“The people who started last fall are doing fine,” McGowan said. “The people just starting now are not.”
Proposed tax changes in 2020
Meanwhile, California's unregulated market, the largest cannabis market in the world, had a stellar year. With no taxes to charge, small overheads and lax law enforcement, unregulated vendors cashed in on hidden “sesh” markets throughout the state.
“Everything's going good right now, so I'd rather you didn't write about us,” said a local vendor who also asked to remain anonymous.
“Under the current tax climate, legal businesses are barely turning a profit, and most are operating at a loss,” Harlan said. “Simplifying the tax structure should be combined with lowering and eliminating some taxes.”
Harlan suggested eliminating the tax on cultivation is a good place to start.
McGowan also believes tax relief is the most effective way to help legal businesses.
“The regulated market cannot compete with the illicit market on price point,” she said. “If it cannot compete with a market that is three times its size, the only thing that would work is an elimination of taxes.”
In some California cities, the total tax on legal cannabis products can be as high as 40%. McGowan wants a one-year holiday on all taxes, so that the legal market can strengthen itself.
“Most important of all is tax reduction,” said John Oram, CEO and founder of NUG brand cannabis products. “We are getting that [from proposed legislation], but what we are actually getting is a shift of the excise tax from the wholesale transaction to the final sale to the consumer.”
Oram went on to explain that, under the proposed changes, consumers would see the tax broken out as a line item in their receipt.
“This will allow the consumers to better understand just how outrageously high the tax is,” Oram said. “Ultimately, I believe it will create the political will to fix the tax issues.”
McGowan said that's possible, but it's more likely that California legislators will shift to a “potency tax.” While nobody knows exactly how a potency tax would be implemented from one cannabis product to another, McGowan said that because tax rates would be calculated by the milligram, legislators might allow higher potency edibles to be sold.
Surviving the future
According to McGowan, vertical integration (owning the product from inception to final sale) makes businesses more likely to succeed. But she cautions that some cannabis businesses will still fail because there are too many of them.
“We don't need one distributor, one manufacturer and two cultivators for every one retailer in the state,” she said. “That's not sustainable, so those numbers are going to dwindle.”
In addition to tax relief, Oram said that “streamlining the permit process, limiting local control and enforcement of the illicit market are the most important changes required to keep the industry viable.”
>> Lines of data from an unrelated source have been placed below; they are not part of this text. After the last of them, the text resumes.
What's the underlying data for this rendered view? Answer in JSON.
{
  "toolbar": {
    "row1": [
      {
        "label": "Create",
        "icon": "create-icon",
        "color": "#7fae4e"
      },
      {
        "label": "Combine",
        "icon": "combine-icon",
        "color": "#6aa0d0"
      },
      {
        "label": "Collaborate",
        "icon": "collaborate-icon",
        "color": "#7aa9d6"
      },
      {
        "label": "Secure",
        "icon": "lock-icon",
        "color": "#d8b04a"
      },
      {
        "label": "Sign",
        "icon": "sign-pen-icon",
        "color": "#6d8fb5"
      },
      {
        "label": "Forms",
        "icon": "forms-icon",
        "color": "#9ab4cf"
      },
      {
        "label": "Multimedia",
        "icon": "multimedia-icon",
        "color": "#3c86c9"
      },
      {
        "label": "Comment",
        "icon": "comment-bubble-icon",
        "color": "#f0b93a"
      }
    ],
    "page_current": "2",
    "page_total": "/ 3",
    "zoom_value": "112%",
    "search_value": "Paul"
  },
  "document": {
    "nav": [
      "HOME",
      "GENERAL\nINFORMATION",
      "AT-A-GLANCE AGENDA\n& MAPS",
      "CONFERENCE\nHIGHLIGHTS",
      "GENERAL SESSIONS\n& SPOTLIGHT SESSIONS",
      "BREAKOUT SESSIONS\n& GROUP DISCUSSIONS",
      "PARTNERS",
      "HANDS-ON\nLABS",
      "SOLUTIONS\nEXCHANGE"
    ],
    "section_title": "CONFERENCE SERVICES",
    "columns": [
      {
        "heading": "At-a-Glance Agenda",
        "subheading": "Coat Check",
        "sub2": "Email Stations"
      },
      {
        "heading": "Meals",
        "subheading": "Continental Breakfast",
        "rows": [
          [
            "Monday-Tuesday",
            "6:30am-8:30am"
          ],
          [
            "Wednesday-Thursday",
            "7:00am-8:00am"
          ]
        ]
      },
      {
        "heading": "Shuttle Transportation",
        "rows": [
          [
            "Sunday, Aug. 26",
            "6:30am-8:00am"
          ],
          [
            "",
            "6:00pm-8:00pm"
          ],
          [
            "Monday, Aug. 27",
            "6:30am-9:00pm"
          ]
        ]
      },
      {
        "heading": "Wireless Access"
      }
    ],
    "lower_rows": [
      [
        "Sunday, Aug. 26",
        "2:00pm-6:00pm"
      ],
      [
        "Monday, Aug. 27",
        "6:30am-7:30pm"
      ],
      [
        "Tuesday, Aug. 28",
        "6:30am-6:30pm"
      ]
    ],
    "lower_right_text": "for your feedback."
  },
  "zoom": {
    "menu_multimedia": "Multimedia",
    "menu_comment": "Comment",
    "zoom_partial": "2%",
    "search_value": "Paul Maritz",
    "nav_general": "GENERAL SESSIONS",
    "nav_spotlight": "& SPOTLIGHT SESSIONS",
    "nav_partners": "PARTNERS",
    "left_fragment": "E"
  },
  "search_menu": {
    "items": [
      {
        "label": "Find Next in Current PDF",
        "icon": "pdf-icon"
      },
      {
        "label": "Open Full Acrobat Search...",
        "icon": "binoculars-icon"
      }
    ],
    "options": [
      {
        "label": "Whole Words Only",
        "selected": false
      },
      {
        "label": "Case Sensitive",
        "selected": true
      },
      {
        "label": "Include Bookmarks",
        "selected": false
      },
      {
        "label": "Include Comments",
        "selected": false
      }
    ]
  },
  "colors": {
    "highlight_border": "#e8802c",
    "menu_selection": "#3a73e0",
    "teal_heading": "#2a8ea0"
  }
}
McGowan summed up the legal market like this: “It's a game of musical chairs, but instead of chairs, there are bags of money, and every time the music stops, an operator is no longer in the licensed market.”